**Problem to solve:** An acceptable answer contains every record below, unchanged, and no pictures.
━━ Task input
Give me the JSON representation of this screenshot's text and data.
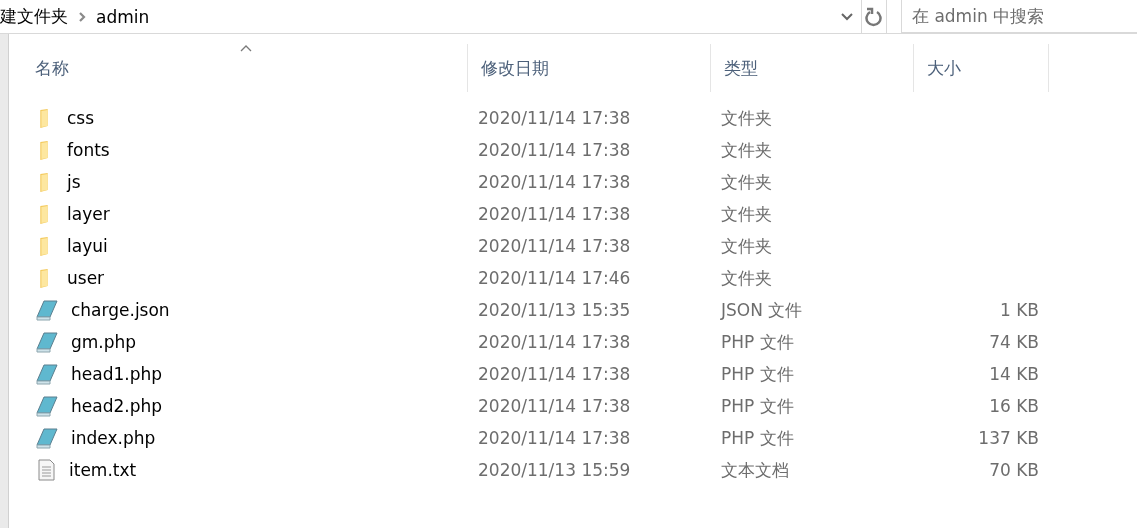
{
  "address_bar": {
    "path": [
      {
        "label": "建文件夹"
      },
      {
        "label": "admin"
      }
    ]
  },
  "search": {
    "placeholder": "在 admin 中搜索"
  },
  "columns": [
    {
      "label": "名称",
      "sorted": true
    },
    {
      "label": "修改日期",
      "sorted": false
    },
    {
      "label": "类型",
      "sorted": false
    },
    {
      "label": "大小",
      "sorted": false
    }
  ],
  "files": [
    {
      "kind": "folder",
      "name": "css",
      "date": "2020/11/14 17:38",
      "type": "文件夹"
    },
    {
      "kind": "folder",
      "name": "fonts",
      "date": "2020/11/14 17:38",
      "type": "文件夹"
    },
    {
      "kind": "folder",
      "name": "js",
      "date": "2020/11/14 17:38",
      "type": "文件夹"
    },
    {
      "kind": "folder",
      "name": "layer",
      "date": "2020/11/14 17:38",
      "type": "文件夹"
    },
    {
      "kind": "folder",
      "name": "layui",
      "date": "2020/11/14 17:38",
      "type": "文件夹"
    },
    {
      "kind": "folder",
      "name": "user",
      "date": "2020/11/14 17:46",
      "type": "文件夹"
    },
    {
      "kind": "script",
      "name": "charge.json",
      "date": "2020/11/13 15:35",
      "type": "JSON 文件",
      "size": "1 KB"
    },
    {
      "kind": "script",
      "name": "gm.php",
      "date": "2020/11/14 17:38",
      "type": "PHP 文件",
      "size": "74 KB"
    },
    {
      "kind": "script",
      "name": "head1.php",
      "date": "2020/11/14 17:38",
      "type": "PHP 文件",
      "size": "14 KB"
    },
    {
      "kind": "script",
      "name": "head2.php",
      "date": "2020/11/14 17:38",
      "type": "PHP 文件",
      "size": "16 KB"
    },
    {
      "kind": "script",
      "name": "index.php",
      "date": "2020/11/14 17:38",
      "type": "PHP 文件",
      "size": "137 KB"
    },
    {
      "kind": "text",
      "name": "item.txt",
      "date": "2020/11/13 15:59",
      "type": "文本文档",
      "size": "70 KB"
    }
  ]
}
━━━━
**Output:**
Give me the JSON representation of this screenshot's text and data.
{
  "address_bar": {
    "path": [
      {
        "label": "建文件夹"
      },
      {
        "label": "admin"
      }
    ]
  },
  "search": {
    "placeholder": "在 admin 中搜索"
  },
  "columns": [
    {
      "label": "名称",
      "sorted": true
    },
    {
      "label": "修改日期",
      "sorted": false
    },
    {
      "label": "类型",
      "sorted": false
    },
    {
      "label": "大小",
      "sorted": false
    }
  ],
  "files": [
    {
      "kind": "folder",
      "name": "css",
      "date": "2020/11/14 17:38",
      "type": "文件夹"
    },
    {
      "kind": "folder",
      "name": "fonts",
      "date": "2020/11/14 17:38",
      "type": "文件夹"
    },
    {
      "kind": "folder",
      "name": "js",
      "date": "2020/11/14 17:38",
      "type": "文件夹"
    },
    {
      "kind": "folder",
      "name": "layer",
      "date": "2020/11/14 17:38",
      "type": "文件夹"
    },
    {
      "kind": "folder",
      "name": "layui",
      "date": "2020/11/14 17:38",
      "type": "文件夹"
    },
    {
      "kind": "folder",
      "name": "user",
      "date": "2020/11/14 17:46",
      "type": "文件夹"
    },
    {
      "kind": "script",
      "name": "charge.json",
      "date": "2020/11/13 15:35",
      "type": "JSON 文件",
      "size": "1 KB"
    },
    {
      "kind": "script",
      "name": "gm.php",
      "date": "2020/11/14 17:38",
      "type": "PHP 文件",
      "size": "74 KB"
    },
    {
      "kind": "script",
      "name": "head1.php",
      "date": "2020/11/14 17:38",
      "type": "PHP 文件",
      "size": "14 KB"
    },
    {
      "kind": "script",
      "name": "head2.php",
      "date": "2020/11/14 17:38",
      "type": "PHP 文件",
      "size": "16 KB"
    },
    {
      "kind": "script",
      "name": "index.php",
      "date": "2020/11/14 17:38",
      "type": "PHP 文件",
      "size": "137 KB"
    },
    {
      "kind": "text",
      "name": "item.txt",
      "date": "2020/11/13 15:59",
      "type": "文本文档",
      "size": "70 KB"
    }
  ]
}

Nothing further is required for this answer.